The Corps of Engineers has legal custody of the skeleton because it was found on federal land. The Native American Graves Protection and Repatriation Act requires that unearthed bones be returned to tribes for reburial. But scientists sued to gain access to the bones, and a federal court in 2004 ruled in their favor, saying NAGPRA did not apply to Kennewick Man. Owsley said the scientists were allowed to study the bones for 16 days in 2005 and 2006.
Gail Celmer, a regional archeologist with the northwest division of the Corps of Engineers, said the corps will review the book and “see if there’s anything in there that changes how we’re curating the remains.”
She said she doubted it would end the debate over the bones.
“I don’t think it will ever settle the debate. People have different views about what NAGPRA actually is and how it’s defined.”
Two teenagers sneaking into a boat race originally saw the bones and notified authorities.

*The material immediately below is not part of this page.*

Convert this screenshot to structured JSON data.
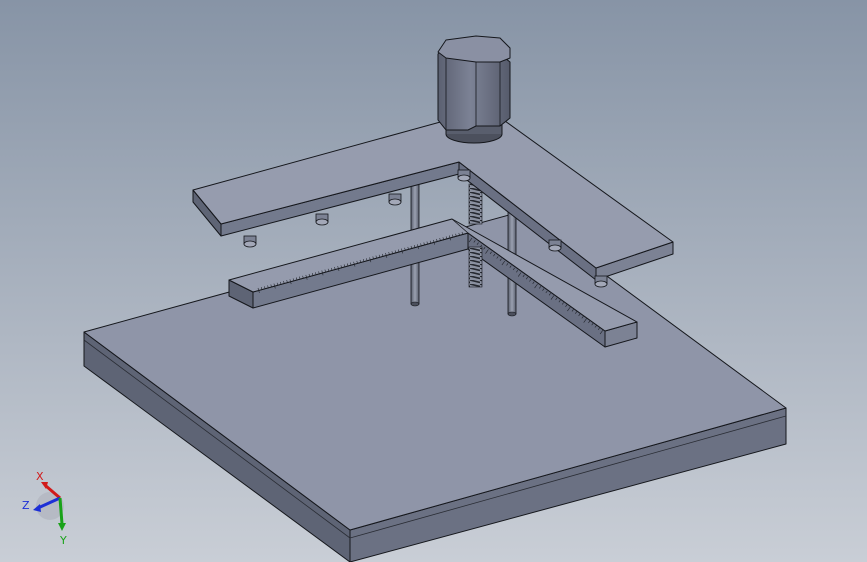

The local coroner asked for assistance from a forensic anthropologist, James Chatters, who at first thought, based on the shape of the skull, that he was looking at the remains of an early pioneer. But tests on the spear point indicated that these were prehistoric remains.
Chatters excavated more than 300 bones, making Kennewick Man one of the most complete skeletons from that era.
In the legal fight, the scientists won the right to do a limited amount of research, starting in 2005, but until now they have not presented their full findings.
Three of the papers list Chatters as an author, but he does not sign on to the view that Kennewick Man came from somewhere far away.
“If he’s an eater of seals, he’s in the wrong position,” Chatters said. He said Kennewick Man is more than 100 miles from the nearest seal.
He also believes the spear point in his hip comes from somewhere not too far away.
“It’s a serrated edge, leaf-shaped point, of a style known as a Cascade point,” Chatters said.
Owsley said he and Chatters have agreed to disagree on some of these issues.
The ramblin’ man hypothesis will be viewed as a boost for the controversial idea that the Americas were peopled in multiple migrations by disparate populations — some moving on foot, some rowing or paddling along the coast.
The more orthodox view is that people from northeast Asia walked to the Americas during the Ice Age when sea levels were so low that the Bering Strait was dry land. Genetic evidence points to a common ancestry among Native Americans to a population that remained isolated for a long period of time in the now-drowned land known as Beringia, and that then migrated, possibly in several pulses, after the ice sheets covering much of North America began to recede and an ice-free corridor opened in the center of the continent.
Deborah A. Bolnick, an anthropological geneticist at the University of Texas, said that all Native Americans studied so far show markers, in their mitochondrial DNA, of a common ancestry with people who lived in Beringia. She said it is therefore reasonable to suppose that Kennewick Man is also descended from that population.
Genetic testing on Kennewick Man is being conducted in Denmark, and those results are eagerly awaited and could alter the scientific narrative yet again.
One issue that remains fuzzy is Kennewick Man’s age at his death. Owsley said he appeared to be about 40, but further testing, if permitted, would help pin that down. He argues that scientists should have further access to the skeleton, which for now is held in the Burke Museum at the University of Washington.
“I’m trying to honestly ensure that another generation of scientists has the opportunity to study this skeleton. They’re going to have technology that we don’t have,” Owsley said in an interview.
And there will always be additional questions. Did he have a mate? Children? A clan?
Chatters said he probably lived in a band of 20 to 40 people.
And he surely was a strong man, able to endure pain from myriad injuries and the challenges of life as a hunter, Chatters said. His survival from a serious injury — the embedded spear point in hip — seems to suggest something.
“He was injured severely enough when he was young that somebody took very good care of him,” Chatters said.